When he started the tournament, Haberman also saw it as a chance to show off his firm’s capabilities, and employees of Haberman volunteered for the event and helped promote and organize everything from registration to setup.
The tournament also reflected Haberman’s social mission – a non-profit event, any profits generated are donated to charitable causes.
But eventually it became more than Haberman and his team could handle along with their regular workload, and true to the entrepreneurial story line, the tournament was sold to SportsEngine, a local sports-tech firm that handles scheduling and back-end administration for youth sports leagues across the country.
But despite getting bigger, some things won’t change. The grand prize of the tournament is getting the team’s names etched on the permanent trophy, the Golden Shovel. “The shovel is the most important implement in pond hockey. Without it, you can’t play,” said Haberman. “If you question why having your name on the Golden Shovel matters, you don’t get it.”

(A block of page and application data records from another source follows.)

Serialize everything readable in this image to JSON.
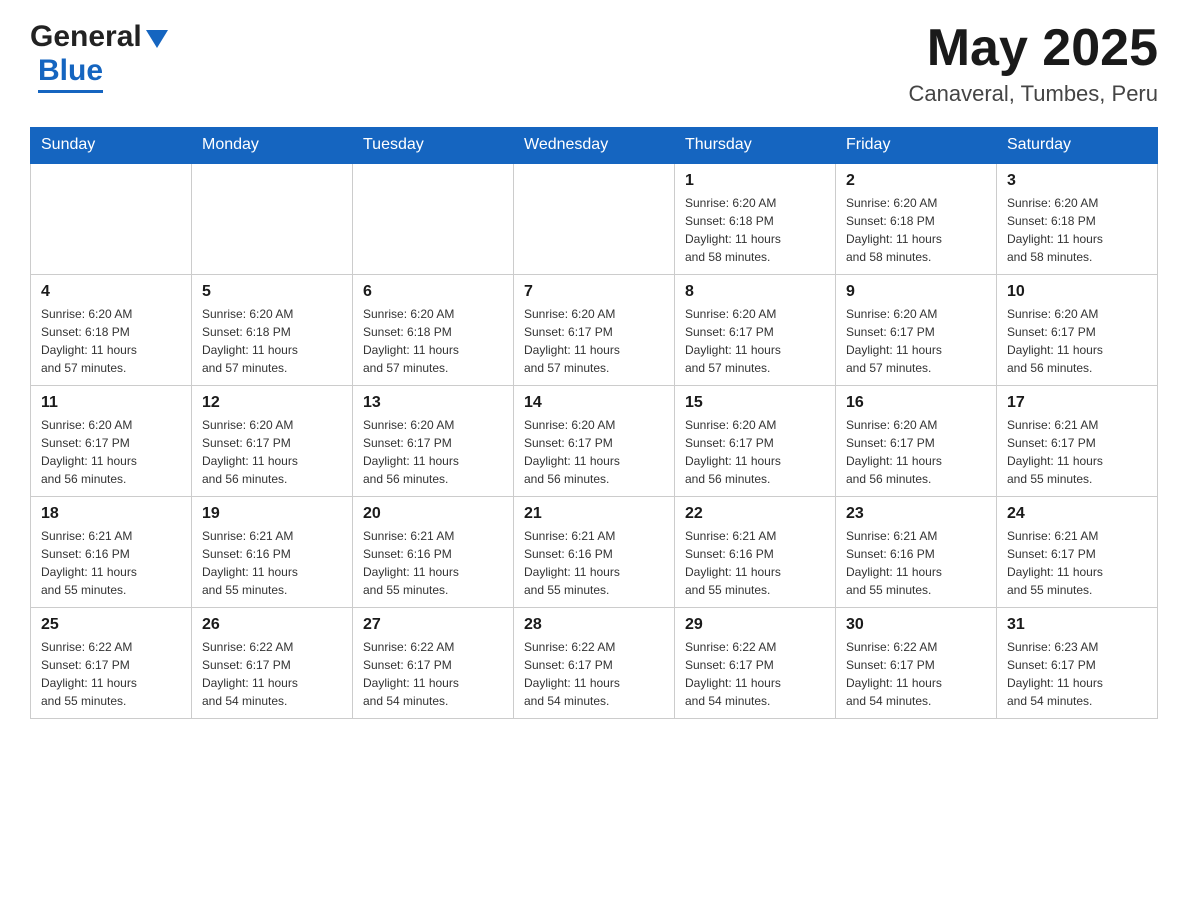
{
  "header": {
    "month_year": "May 2025",
    "location": "Canaveral, Tumbes, Peru",
    "logo_general": "General",
    "logo_blue": "Blue"
  },
  "weekdays": [
    "Sunday",
    "Monday",
    "Tuesday",
    "Wednesday",
    "Thursday",
    "Friday",
    "Saturday"
  ],
  "weeks": [
    [
      {
        "day": "",
        "info": ""
      },
      {
        "day": "",
        "info": ""
      },
      {
        "day": "",
        "info": ""
      },
      {
        "day": "",
        "info": ""
      },
      {
        "day": "1",
        "info": "Sunrise: 6:20 AM\nSunset: 6:18 PM\nDaylight: 11 hours\nand 58 minutes."
      },
      {
        "day": "2",
        "info": "Sunrise: 6:20 AM\nSunset: 6:18 PM\nDaylight: 11 hours\nand 58 minutes."
      },
      {
        "day": "3",
        "info": "Sunrise: 6:20 AM\nSunset: 6:18 PM\nDaylight: 11 hours\nand 58 minutes."
      }
    ],
    [
      {
        "day": "4",
        "info": "Sunrise: 6:20 AM\nSunset: 6:18 PM\nDaylight: 11 hours\nand 57 minutes."
      },
      {
        "day": "5",
        "info": "Sunrise: 6:20 AM\nSunset: 6:18 PM\nDaylight: 11 hours\nand 57 minutes."
      },
      {
        "day": "6",
        "info": "Sunrise: 6:20 AM\nSunset: 6:18 PM\nDaylight: 11 hours\nand 57 minutes."
      },
      {
        "day": "7",
        "info": "Sunrise: 6:20 AM\nSunset: 6:17 PM\nDaylight: 11 hours\nand 57 minutes."
      },
      {
        "day": "8",
        "info": "Sunrise: 6:20 AM\nSunset: 6:17 PM\nDaylight: 11 hours\nand 57 minutes."
      },
      {
        "day": "9",
        "info": "Sunrise: 6:20 AM\nSunset: 6:17 PM\nDaylight: 11 hours\nand 57 minutes."
      },
      {
        "day": "10",
        "info": "Sunrise: 6:20 AM\nSunset: 6:17 PM\nDaylight: 11 hours\nand 56 minutes."
      }
    ],
    [
      {
        "day": "11",
        "info": "Sunrise: 6:20 AM\nSunset: 6:17 PM\nDaylight: 11 hours\nand 56 minutes."
      },
      {
        "day": "12",
        "info": "Sunrise: 6:20 AM\nSunset: 6:17 PM\nDaylight: 11 hours\nand 56 minutes."
      },
      {
        "day": "13",
        "info": "Sunrise: 6:20 AM\nSunset: 6:17 PM\nDaylight: 11 hours\nand 56 minutes."
      },
      {
        "day": "14",
        "info": "Sunrise: 6:20 AM\nSunset: 6:17 PM\nDaylight: 11 hours\nand 56 minutes."
      },
      {
        "day": "15",
        "info": "Sunrise: 6:20 AM\nSunset: 6:17 PM\nDaylight: 11 hours\nand 56 minutes."
      },
      {
        "day": "16",
        "info": "Sunrise: 6:20 AM\nSunset: 6:17 PM\nDaylight: 11 hours\nand 56 minutes."
      },
      {
        "day": "17",
        "info": "Sunrise: 6:21 AM\nSunset: 6:17 PM\nDaylight: 11 hours\nand 55 minutes."
      }
    ],
    [
      {
        "day": "18",
        "info": "Sunrise: 6:21 AM\nSunset: 6:16 PM\nDaylight: 11 hours\nand 55 minutes."
      },
      {
        "day": "19",
        "info": "Sunrise: 6:21 AM\nSunset: 6:16 PM\nDaylight: 11 hours\nand 55 minutes."
      },
      {
        "day": "20",
        "info": "Sunrise: 6:21 AM\nSunset: 6:16 PM\nDaylight: 11 hours\nand 55 minutes."
      },
      {
        "day": "21",
        "info": "Sunrise: 6:21 AM\nSunset: 6:16 PM\nDaylight: 11 hours\nand 55 minutes."
      },
      {
        "day": "22",
        "info": "Sunrise: 6:21 AM\nSunset: 6:16 PM\nDaylight: 11 hours\nand 55 minutes."
      },
      {
        "day": "23",
        "info": "Sunrise: 6:21 AM\nSunset: 6:16 PM\nDaylight: 11 hours\nand 55 minutes."
      },
      {
        "day": "24",
        "info": "Sunrise: 6:21 AM\nSunset: 6:17 PM\nDaylight: 11 hours\nand 55 minutes."
      }
    ],
    [
      {
        "day": "25",
        "info": "Sunrise: 6:22 AM\nSunset: 6:17 PM\nDaylight: 11 hours\nand 55 minutes."
      },
      {
        "day": "26",
        "info": "Sunrise: 6:22 AM\nSunset: 6:17 PM\nDaylight: 11 hours\nand 54 minutes."
      },
      {
        "day": "27",
        "info": "Sunrise: 6:22 AM\nSunset: 6:17 PM\nDaylight: 11 hours\nand 54 minutes."
      },
      {
        "day": "28",
        "info": "Sunrise: 6:22 AM\nSunset: 6:17 PM\nDaylight: 11 hours\nand 54 minutes."
      },
      {
        "day": "29",
        "info": "Sunrise: 6:22 AM\nSunset: 6:17 PM\nDaylight: 11 hours\nand 54 minutes."
      },
      {
        "day": "30",
        "info": "Sunrise: 6:22 AM\nSunset: 6:17 PM\nDaylight: 11 hours\nand 54 minutes."
      },
      {
        "day": "31",
        "info": "Sunrise: 6:23 AM\nSunset: 6:17 PM\nDaylight: 11 hours\nand 54 minutes."
      }
    ]
  ]
}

U.S. Pond Hockey Championship
- Government involvement
- MSP sports culture
- Winter sport
The internationally-famous U.S. Pond Hockey Championship, held each winter on Lake Nokomis in Minneapolis, draws 2,000 amateur hockey players and tens of thousands of spectators every year. Entering it’s 13th year, the tournament started as the vision of one man, Fred Haberman – himself a lover of pond hockey – who wanted to create a not-for-profit tournament where people could reconnect with the joy of hockey in its purest form. With the support of government officials and a thriving local hockey community, the tournament has grown into a major event, now operated by SportsEngine, itself a success story of entrepreneurship.
- Fred Haberman, founder of tournament and founder/owner of Haberman – Modern Storytellers
- Justin Kaufenberg, SportsEngine
- R.T. Rybek, former Minneapolis mayor
“So much of sports is about structure. I wanted to create this major celebration of outdoor hockey, unstructured play, and reuniting with our youth.”
- Founder Fred Haberman